Problem to work on
In the entries below, identify every line with the string "Administrator" and copy it.

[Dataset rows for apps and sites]

◆ ◆ ◆ ◆ ◆

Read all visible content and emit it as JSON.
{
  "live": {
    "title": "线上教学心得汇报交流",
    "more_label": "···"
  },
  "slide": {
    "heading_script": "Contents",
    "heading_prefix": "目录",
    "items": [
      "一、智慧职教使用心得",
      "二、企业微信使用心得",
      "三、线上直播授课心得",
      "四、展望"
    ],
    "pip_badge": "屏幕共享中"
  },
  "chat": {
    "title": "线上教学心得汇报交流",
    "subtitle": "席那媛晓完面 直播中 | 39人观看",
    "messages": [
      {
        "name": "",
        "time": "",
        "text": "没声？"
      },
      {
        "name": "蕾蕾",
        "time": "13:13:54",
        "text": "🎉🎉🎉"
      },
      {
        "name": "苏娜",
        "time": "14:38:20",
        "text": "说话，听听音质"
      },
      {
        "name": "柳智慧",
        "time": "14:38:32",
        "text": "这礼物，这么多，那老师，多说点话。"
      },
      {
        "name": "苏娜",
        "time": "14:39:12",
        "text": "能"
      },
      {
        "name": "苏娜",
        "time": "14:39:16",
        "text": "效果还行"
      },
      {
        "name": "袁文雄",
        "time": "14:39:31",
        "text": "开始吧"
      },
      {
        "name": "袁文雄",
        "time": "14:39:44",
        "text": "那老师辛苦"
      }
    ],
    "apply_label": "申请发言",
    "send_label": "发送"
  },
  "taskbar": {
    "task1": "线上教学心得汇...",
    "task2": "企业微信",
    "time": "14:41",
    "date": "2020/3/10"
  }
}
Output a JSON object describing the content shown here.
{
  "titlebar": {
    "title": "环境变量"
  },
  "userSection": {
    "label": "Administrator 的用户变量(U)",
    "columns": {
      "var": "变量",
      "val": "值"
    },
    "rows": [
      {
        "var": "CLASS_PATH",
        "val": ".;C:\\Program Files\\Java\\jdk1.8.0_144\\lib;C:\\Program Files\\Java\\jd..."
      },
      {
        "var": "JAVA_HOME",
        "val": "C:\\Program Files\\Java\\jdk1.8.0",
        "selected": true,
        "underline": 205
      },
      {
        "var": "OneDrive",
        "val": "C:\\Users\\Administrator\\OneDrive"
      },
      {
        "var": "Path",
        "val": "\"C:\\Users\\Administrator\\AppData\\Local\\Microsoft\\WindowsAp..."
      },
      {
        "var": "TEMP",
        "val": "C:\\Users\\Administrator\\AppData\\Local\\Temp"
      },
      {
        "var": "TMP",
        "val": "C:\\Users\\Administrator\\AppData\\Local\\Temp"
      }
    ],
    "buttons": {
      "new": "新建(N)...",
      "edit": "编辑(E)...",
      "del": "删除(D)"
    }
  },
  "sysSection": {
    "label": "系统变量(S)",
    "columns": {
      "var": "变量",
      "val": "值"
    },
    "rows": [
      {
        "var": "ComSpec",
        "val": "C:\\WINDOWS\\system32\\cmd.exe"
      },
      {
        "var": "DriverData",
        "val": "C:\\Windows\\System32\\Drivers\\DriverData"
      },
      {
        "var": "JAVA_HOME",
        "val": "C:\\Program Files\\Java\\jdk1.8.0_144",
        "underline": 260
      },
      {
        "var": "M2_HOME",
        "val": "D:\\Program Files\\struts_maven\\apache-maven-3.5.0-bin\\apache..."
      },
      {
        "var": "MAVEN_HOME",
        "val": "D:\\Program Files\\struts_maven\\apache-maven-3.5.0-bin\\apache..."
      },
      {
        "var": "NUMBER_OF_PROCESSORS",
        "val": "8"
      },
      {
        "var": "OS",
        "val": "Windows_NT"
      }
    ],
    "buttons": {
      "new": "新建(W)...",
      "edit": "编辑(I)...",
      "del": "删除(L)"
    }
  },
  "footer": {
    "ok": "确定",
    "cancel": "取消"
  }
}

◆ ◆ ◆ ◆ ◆

Problem solution
    "label": "Administrator 的用户变量(U)",
        "val": "C:\\Users\\Administrator\\OneDrive"
        "val": "\"C:\\Users\\Administrator\\AppData\\Local\\Microsoft\\WindowsAp..."
        "val": "C:\\Users\\Administrator\\AppData\\Local\\Temp"
        "val": "C:\\Users\\Administrator\\AppData\\Local\\Temp"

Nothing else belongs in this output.